WHAT THE TASK ASKS: Copy out each line of the material exactly. Pictures do not belong in the copy.

* * *

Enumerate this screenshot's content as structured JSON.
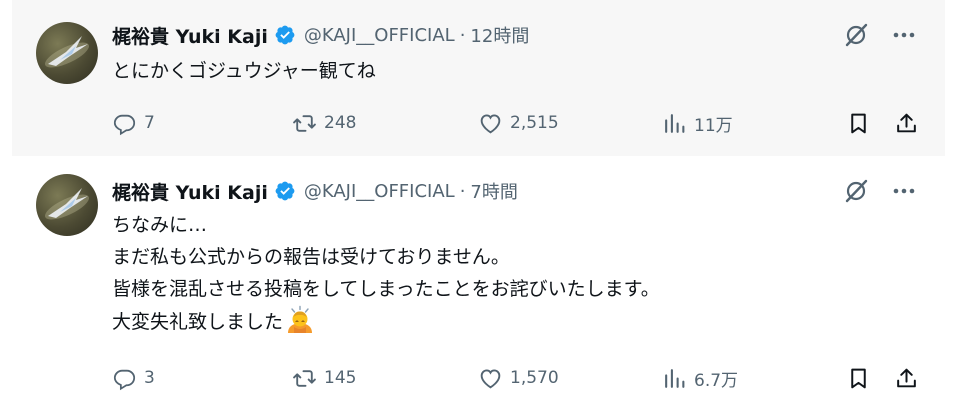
{
  "tweets": [
    {
      "author_name": "梶裕貴 Yuki Kaji",
      "handle": "@KAJI__OFFICIAL",
      "separator": "·",
      "time": "12時間",
      "lines": [
        "とにかくゴジュウジャー観てね"
      ],
      "stats": {
        "replies": "7",
        "retweets": "248",
        "likes": "2,515",
        "views": "11万"
      }
    },
    {
      "author_name": "梶裕貴 Yuki Kaji",
      "handle": "@KAJI__OFFICIAL",
      "separator": "·",
      "time": "7時間",
      "lines": [
        "ちなみに…",
        "まだ私も公式からの報告は受けておりません。",
        "皆様を混乱させる投稿をしてしまったことをお詫びいたします。",
        "大変失礼致しました"
      ],
      "emoji": "bowing-person-emoji",
      "stats": {
        "replies": "3",
        "retweets": "145",
        "likes": "1,570",
        "views": "6.7万"
      }
    }
  ],
  "colors": {
    "verified": "#1d9bf0",
    "secondary_text": "#536471",
    "primary_text": "#0f1419",
    "highlight_bg": "#f7f7f7"
  },
  "icons": [
    "verified-badge-icon",
    "grok-icon",
    "more-icon",
    "reply-icon",
    "retweet-icon",
    "like-icon",
    "views-icon",
    "bookmark-icon",
    "share-icon"
  ]
}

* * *

EXERCISE RESULT:
Enumerate this screenshot's content as structured JSON.
{
  "tweets": [
    {
      "author_name": "梶裕貴 Yuki Kaji",
      "handle": "@KAJI__OFFICIAL",
      "separator": "·",
      "time": "12時間",
      "lines": [
        "とにかくゴジュウジャー観てね"
      ],
      "stats": {
        "replies": "7",
        "retweets": "248",
        "likes": "2,515",
        "views": "11万"
      }
    },
    {
      "author_name": "梶裕貴 Yuki Kaji",
      "handle": "@KAJI__OFFICIAL",
      "separator": "·",
      "time": "7時間",
      "lines": [
        "ちなみに…",
        "まだ私も公式からの報告は受けておりません。",
        "皆様を混乱させる投稿をしてしまったことをお詫びいたします。",
        "大変失礼致しました"
      ],
      "emoji": "bowing-person-emoji",
      "stats": {
        "replies": "3",
        "retweets": "145",
        "likes": "1,570",
        "views": "6.7万"
      }
    }
  ],
  "colors": {
    "verified": "#1d9bf0",
    "secondary_text": "#536471",
    "primary_text": "#0f1419",
    "highlight_bg": "#f7f7f7"
  },
  "icons": [
    "verified-badge-icon",
    "grok-icon",
    "more-icon",
    "reply-icon",
    "retweet-icon",
    "like-icon",
    "views-icon",
    "bookmark-icon",
    "share-icon"
  ]
}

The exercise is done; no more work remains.